Content starts

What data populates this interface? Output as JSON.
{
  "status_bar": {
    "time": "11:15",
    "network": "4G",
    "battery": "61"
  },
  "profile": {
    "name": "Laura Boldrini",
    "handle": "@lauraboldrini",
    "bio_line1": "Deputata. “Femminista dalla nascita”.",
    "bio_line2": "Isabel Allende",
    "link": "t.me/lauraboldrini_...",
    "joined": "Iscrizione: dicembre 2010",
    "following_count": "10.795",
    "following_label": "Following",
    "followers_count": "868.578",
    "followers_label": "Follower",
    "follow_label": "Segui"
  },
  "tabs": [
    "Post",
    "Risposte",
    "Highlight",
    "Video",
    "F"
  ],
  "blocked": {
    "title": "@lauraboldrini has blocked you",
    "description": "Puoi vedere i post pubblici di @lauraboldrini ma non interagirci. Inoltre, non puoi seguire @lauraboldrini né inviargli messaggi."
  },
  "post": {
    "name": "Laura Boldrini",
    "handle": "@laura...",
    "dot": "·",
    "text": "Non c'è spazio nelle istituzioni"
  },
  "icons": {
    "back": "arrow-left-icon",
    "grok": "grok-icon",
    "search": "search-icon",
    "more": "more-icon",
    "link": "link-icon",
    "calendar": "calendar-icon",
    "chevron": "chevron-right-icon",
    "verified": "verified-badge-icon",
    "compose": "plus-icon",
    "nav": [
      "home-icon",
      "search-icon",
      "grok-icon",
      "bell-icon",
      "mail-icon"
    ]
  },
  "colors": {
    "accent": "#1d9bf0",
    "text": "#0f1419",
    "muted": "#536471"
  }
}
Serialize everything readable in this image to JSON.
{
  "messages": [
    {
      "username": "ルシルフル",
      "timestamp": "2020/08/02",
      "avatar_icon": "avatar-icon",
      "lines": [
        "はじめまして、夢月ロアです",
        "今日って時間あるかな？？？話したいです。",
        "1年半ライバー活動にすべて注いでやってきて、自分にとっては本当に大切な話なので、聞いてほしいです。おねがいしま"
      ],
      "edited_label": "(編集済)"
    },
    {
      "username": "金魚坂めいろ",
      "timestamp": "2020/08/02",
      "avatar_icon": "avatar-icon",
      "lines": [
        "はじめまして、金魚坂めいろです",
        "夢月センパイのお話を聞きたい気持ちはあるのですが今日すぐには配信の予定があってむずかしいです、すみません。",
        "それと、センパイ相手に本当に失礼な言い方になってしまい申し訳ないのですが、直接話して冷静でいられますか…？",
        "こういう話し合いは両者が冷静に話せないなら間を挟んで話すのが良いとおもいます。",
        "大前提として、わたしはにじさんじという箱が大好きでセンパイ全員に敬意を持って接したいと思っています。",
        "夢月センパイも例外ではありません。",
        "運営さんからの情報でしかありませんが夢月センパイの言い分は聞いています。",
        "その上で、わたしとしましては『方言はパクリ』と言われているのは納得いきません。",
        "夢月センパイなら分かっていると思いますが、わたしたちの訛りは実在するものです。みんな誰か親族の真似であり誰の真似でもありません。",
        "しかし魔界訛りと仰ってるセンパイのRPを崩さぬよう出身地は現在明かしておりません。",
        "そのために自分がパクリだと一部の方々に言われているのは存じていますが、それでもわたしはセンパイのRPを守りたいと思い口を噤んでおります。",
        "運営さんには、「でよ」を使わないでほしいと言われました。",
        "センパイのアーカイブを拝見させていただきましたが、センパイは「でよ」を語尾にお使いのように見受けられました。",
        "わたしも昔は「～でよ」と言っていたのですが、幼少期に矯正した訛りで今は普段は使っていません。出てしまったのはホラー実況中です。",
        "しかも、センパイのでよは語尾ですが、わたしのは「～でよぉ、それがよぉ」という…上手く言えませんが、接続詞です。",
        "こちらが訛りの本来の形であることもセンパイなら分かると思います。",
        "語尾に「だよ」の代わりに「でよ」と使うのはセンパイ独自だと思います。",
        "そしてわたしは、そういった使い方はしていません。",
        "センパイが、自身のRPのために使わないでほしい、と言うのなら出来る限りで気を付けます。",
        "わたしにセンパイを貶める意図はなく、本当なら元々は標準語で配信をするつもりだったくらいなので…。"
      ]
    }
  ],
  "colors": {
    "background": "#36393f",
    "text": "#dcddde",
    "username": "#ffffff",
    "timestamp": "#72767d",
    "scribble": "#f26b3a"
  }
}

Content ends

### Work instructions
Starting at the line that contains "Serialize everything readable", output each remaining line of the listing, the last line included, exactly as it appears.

### Task result
Serialize everything readable in this image to JSON.
{
  "messages": [
    {
      "username": "ルシルフル",
      "timestamp": "2020/08/02",
      "avatar_icon": "avatar-icon",
      "lines": [
        "はじめまして、夢月ロアです",
        "今日って時間あるかな？？？話したいです。",
        "1年半ライバー活動にすべて注いでやってきて、自分にとっては本当に大切な話なので、聞いてほしいです。おねがいしま"
      ],
      "edited_label": "(編集済)"
    },
    {
      "username": "金魚坂めいろ",
      "timestamp": "2020/08/02",
      "avatar_icon": "avatar-icon",
      "lines": [
        "はじめまして、金魚坂めいろです",
        "夢月センパイのお話を聞きたい気持ちはあるのですが今日すぐには配信の予定があってむずかしいです、すみません。",
        "それと、センパイ相手に本当に失礼な言い方になってしまい申し訳ないのですが、直接話して冷静でいられますか…？",
        "こういう話し合いは両者が冷静に話せないなら間を挟んで話すのが良いとおもいます。",
        "大前提として、わたしはにじさんじという箱が大好きでセンパイ全員に敬意を持って接したいと思っています。",
        "夢月センパイも例外ではありません。",
        "運営さんからの情報でしかありませんが夢月センパイの言い分は聞いています。",
        "その上で、わたしとしましては『方言はパクリ』と言われているのは納得いきません。",
        "夢月センパイなら分かっていると思いますが、わたしたちの訛りは実在するものです。みんな誰か親族の真似であり誰の真似でもありません。",
        "しかし魔界訛りと仰ってるセンパイのRPを崩さぬよう出身地は現在明かしておりません。",
        "そのために自分がパクリだと一部の方々に言われているのは存じていますが、それでもわたしはセンパイのRPを守りたいと思い口を噤んでおります。",
        "運営さんには、「でよ」を使わないでほしいと言われました。",
        "センパイのアーカイブを拝見させていただきましたが、センパイは「でよ」を語尾にお使いのように見受けられました。",
        "わたしも昔は「～でよ」と言っていたのですが、幼少期に矯正した訛りで今は普段は使っていません。出てしまったのはホラー実況中です。",
        "しかも、センパイのでよは語尾ですが、わたしのは「～でよぉ、それがよぉ」という…上手く言えませんが、接続詞です。",
        "こちらが訛りの本来の形であることもセンパイなら分かると思います。",
        "語尾に「だよ」の代わりに「でよ」と使うのはセンパイ独自だと思います。",
        "そしてわたしは、そういった使い方はしていません。",
        "センパイが、自身のRPのために使わないでほしい、と言うのなら出来る限りで気を付けます。",
        "わたしにセンパイを貶める意図はなく、本当なら元々は標準語で配信をするつもりだったくらいなので…。"
      ]
    }
  ],
  "colors": {
    "background": "#36393f",
    "text": "#dcddde",
    "username": "#ffffff",
    "timestamp": "#72767d",
    "scribble": "#f26b3a"
  }
}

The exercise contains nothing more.